Escape the mega cap ETF trap: The benefit of redistributing risk - J.P. Morgan Asset Management

Escape the mega cap ETF trap: The benefit of redistributing risk

The investment industry is abuzz with talk of strategic—or smart—beta, as investors become increasingly aware of the overexposure to risk concentrations and overvalued securities that comes as part of the package with market cap-weighted ETFs. By redistributing risk weightings and filtering stocks based on a combination of different investment factors, investors can benefit from potentially smoother returns.

Traditional cap-weighted indices allow market capitalization to dictate their sector and regional allocations. This means they are most exposed to sectors and regions that have performed well in the past, not those that will necessarily perform well in the future. To overcome these unrewarded risk concentrations, alternatively-weighted indices can be constructed that aim to improve diversification across sectors and regions. At J.P. Morgan Asset Management, we have partnered with index provider FTSE/Russell to construct a proprietary risk-weighting process that re-distributes index weightings more equally and ensures risk is more evenly spread, therefore reducing exposure to historically volatile sectors and regions.

The benefits of such an approach are clear. At the moment, just three sectors—financials, consumer goods and industrials—account for two-thirds of the risk exposure in the FTSE Developed ex-NA Index, a well-known international equity index. In contrast, the FTSE Developed ex-NA Diversified Factor Index is explicitly designed to maintain greater balance across sectors. As a result, the factor index has a much smaller allocation to these three sectors, ranging from 8% to 12%.

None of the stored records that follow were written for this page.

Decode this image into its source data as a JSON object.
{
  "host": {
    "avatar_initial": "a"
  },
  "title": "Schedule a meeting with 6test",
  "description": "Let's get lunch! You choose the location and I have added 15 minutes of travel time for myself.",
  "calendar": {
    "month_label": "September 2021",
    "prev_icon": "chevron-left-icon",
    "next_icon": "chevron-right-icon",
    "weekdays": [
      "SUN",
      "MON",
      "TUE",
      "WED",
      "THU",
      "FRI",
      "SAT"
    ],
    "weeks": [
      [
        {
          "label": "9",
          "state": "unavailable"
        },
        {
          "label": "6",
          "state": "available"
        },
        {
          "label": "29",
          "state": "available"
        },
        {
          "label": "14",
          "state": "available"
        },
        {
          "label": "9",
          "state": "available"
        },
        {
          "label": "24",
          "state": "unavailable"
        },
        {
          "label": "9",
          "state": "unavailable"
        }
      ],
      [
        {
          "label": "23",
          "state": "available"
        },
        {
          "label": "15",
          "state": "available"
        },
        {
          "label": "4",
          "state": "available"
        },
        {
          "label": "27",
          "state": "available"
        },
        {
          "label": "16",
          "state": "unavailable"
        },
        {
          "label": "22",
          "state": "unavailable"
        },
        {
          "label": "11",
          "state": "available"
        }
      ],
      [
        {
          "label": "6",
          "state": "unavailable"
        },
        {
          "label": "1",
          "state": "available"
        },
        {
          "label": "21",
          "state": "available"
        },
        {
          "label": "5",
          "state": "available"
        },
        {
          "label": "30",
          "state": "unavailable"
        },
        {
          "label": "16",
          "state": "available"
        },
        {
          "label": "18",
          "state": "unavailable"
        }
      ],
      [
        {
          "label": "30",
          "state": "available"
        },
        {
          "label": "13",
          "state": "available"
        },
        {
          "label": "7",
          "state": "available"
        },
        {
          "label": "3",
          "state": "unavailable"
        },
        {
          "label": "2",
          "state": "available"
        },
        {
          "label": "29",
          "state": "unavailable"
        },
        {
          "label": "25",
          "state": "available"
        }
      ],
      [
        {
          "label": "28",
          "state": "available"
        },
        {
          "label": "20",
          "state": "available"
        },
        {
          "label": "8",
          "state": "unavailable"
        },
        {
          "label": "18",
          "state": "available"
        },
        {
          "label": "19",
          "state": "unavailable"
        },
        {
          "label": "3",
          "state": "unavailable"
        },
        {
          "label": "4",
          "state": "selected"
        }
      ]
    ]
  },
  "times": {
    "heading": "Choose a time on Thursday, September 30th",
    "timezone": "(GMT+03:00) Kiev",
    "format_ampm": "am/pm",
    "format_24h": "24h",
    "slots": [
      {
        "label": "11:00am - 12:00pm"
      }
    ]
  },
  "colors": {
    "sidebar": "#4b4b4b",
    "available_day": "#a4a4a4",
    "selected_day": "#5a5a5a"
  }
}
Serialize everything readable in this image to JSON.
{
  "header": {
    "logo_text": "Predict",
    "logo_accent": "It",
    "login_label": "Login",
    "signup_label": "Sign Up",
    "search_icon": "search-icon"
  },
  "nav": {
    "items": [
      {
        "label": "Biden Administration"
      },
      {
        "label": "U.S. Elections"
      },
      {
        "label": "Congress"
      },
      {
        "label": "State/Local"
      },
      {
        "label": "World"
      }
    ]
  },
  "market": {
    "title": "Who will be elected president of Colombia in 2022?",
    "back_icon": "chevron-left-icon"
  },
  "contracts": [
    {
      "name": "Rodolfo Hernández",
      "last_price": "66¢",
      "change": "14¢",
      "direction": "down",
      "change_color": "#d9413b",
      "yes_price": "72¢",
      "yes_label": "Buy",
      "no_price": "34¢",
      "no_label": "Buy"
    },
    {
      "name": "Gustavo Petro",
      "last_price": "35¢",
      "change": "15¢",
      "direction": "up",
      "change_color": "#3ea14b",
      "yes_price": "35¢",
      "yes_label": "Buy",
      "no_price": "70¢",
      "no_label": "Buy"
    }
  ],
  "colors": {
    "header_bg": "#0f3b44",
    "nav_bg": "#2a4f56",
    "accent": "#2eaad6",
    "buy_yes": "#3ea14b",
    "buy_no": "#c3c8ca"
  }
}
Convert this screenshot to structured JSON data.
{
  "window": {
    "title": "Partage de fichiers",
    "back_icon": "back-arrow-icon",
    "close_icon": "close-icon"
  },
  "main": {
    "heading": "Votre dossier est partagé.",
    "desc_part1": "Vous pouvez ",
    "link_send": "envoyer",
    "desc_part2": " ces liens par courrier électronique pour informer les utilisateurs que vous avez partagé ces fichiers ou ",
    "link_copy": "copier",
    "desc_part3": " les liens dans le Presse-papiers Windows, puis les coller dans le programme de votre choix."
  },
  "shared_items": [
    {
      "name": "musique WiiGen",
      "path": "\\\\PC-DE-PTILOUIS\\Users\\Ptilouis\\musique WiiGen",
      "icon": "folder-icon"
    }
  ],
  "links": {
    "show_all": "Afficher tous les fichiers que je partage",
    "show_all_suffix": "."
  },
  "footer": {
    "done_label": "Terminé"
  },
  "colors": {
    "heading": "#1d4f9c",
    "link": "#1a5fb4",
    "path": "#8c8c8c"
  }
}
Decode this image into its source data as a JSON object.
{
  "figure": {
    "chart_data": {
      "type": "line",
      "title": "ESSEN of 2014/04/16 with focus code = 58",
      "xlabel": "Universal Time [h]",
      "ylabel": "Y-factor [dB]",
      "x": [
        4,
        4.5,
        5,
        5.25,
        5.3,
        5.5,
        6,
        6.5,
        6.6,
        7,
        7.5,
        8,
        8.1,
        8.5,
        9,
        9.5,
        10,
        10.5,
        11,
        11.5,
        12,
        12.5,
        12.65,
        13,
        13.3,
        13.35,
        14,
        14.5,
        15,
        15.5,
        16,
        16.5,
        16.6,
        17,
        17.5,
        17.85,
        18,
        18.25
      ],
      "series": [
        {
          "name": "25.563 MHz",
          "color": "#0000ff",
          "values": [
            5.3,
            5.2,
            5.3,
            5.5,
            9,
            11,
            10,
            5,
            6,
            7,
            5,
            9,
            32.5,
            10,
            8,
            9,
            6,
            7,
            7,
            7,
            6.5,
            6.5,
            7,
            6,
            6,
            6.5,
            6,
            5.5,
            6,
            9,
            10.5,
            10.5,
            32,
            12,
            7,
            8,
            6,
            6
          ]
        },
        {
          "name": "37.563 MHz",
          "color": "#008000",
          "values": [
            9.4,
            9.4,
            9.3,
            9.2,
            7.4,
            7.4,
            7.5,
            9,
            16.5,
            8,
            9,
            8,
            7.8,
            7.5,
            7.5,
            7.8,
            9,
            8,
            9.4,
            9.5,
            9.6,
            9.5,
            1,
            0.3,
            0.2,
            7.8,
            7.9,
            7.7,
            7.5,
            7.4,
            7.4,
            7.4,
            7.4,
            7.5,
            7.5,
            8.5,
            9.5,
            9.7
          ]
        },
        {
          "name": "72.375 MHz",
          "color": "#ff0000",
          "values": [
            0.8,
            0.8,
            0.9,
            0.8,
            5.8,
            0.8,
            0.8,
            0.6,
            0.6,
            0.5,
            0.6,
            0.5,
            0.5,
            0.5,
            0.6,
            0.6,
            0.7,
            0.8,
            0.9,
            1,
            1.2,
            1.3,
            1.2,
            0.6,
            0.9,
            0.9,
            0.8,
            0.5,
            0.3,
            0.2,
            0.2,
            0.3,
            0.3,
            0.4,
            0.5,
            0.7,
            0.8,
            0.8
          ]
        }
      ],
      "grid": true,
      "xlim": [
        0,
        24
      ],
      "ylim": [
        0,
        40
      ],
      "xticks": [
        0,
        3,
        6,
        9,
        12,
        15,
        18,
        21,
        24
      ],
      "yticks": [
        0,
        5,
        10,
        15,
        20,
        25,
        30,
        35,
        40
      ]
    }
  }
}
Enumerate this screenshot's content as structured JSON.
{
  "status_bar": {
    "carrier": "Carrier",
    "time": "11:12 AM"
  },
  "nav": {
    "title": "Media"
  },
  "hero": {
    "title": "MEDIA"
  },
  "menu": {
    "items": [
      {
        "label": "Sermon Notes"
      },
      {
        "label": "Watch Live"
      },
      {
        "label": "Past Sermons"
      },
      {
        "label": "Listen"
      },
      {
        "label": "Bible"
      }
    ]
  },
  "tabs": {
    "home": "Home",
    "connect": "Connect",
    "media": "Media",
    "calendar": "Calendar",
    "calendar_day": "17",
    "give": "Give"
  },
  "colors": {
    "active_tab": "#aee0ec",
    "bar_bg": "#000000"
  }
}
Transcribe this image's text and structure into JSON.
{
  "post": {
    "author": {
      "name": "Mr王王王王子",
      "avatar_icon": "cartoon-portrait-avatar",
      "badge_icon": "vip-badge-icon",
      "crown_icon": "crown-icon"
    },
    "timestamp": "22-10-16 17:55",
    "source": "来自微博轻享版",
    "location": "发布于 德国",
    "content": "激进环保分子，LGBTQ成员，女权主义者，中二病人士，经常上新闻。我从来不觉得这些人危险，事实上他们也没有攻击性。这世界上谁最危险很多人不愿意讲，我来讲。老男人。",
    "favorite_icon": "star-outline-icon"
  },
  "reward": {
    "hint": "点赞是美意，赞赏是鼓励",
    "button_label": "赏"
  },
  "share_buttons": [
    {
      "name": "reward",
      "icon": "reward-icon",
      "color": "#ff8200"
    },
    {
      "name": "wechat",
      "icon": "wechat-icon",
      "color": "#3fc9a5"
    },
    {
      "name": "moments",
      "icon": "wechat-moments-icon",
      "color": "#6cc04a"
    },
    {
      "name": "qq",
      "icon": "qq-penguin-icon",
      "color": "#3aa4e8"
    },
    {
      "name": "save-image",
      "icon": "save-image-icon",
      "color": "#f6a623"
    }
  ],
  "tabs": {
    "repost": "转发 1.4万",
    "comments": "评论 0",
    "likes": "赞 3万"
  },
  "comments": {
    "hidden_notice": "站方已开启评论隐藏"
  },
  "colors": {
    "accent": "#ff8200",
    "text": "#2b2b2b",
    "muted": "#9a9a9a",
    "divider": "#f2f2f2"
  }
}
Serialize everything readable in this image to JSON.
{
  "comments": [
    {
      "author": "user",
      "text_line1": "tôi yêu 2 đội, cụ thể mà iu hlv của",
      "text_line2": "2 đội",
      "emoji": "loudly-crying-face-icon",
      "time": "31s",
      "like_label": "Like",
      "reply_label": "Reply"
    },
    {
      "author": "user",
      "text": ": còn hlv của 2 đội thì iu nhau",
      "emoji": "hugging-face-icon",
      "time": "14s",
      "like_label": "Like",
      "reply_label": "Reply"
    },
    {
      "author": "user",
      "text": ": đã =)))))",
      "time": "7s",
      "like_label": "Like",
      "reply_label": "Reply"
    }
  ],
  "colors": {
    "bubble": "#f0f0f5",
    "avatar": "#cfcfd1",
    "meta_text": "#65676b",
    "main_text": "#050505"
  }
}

Impact of stock weighting method on sector allocations

Market cap-weighted index vs. alternatively-weighted index

Source: J.P. Morgan Asset Management, S&P 500. For illustrative purposes only.

Factor-weighted indices provide greater diversification, but they may underperform cap-weighted indices at certain times. If financials, for example, account for half of a cap-weighted index and bank stocks have a strong run over the short term, this index would, of course, be expected to outperform. However, such uncontrolled regional and sector risk concentrations may not be rewarded over the long term, and have more volatile returns.

One solution is to use indices that have greater diversification across sectors and regions. It is fairly uncontroversial to suggest that investors with exposure to a more broadly diversified index should achieve a smoother investment journey over time. It is therefore prudent to emphasize index diversification when constructing a core equity exposure with ETFs.

Learn more about how combining an alternatively-weighted index with a multi-factor stock screening process can further reduce exposure to risk concentrations, and lead to potentially higher risk-adjusted returns.

Learn more about J.P. Morgan’s Equity ETFs here.

Featured Funds

Diversified Return International Equity ETF (JPIN)
Attempt to limit volatility but not opportunity in developed international equity markets.
Diversified Return U.S. Equity ETF (JPUS)
Stay invested through market ups and downs with diversification in core U.S. equities.

Investing involves risk, including possible loss of principal. Diversification does not guarantee investment returns and does not eliminate the risk of loss.

Investment returns and principal value of an investment will fluctuate so that an investor's shares, when sold or redeemed, may be worth more or less than their original cost. ETF shares are bought and sold throughout the day on an exchange at market price (not NAV) through a brokerage account, and are not individually redeemed from the fund. Shares may only be sold or redeemed directly from a fund by Authorized Participants, in very large creation/redemption units. For all products, brokerage commissions will reduce returns.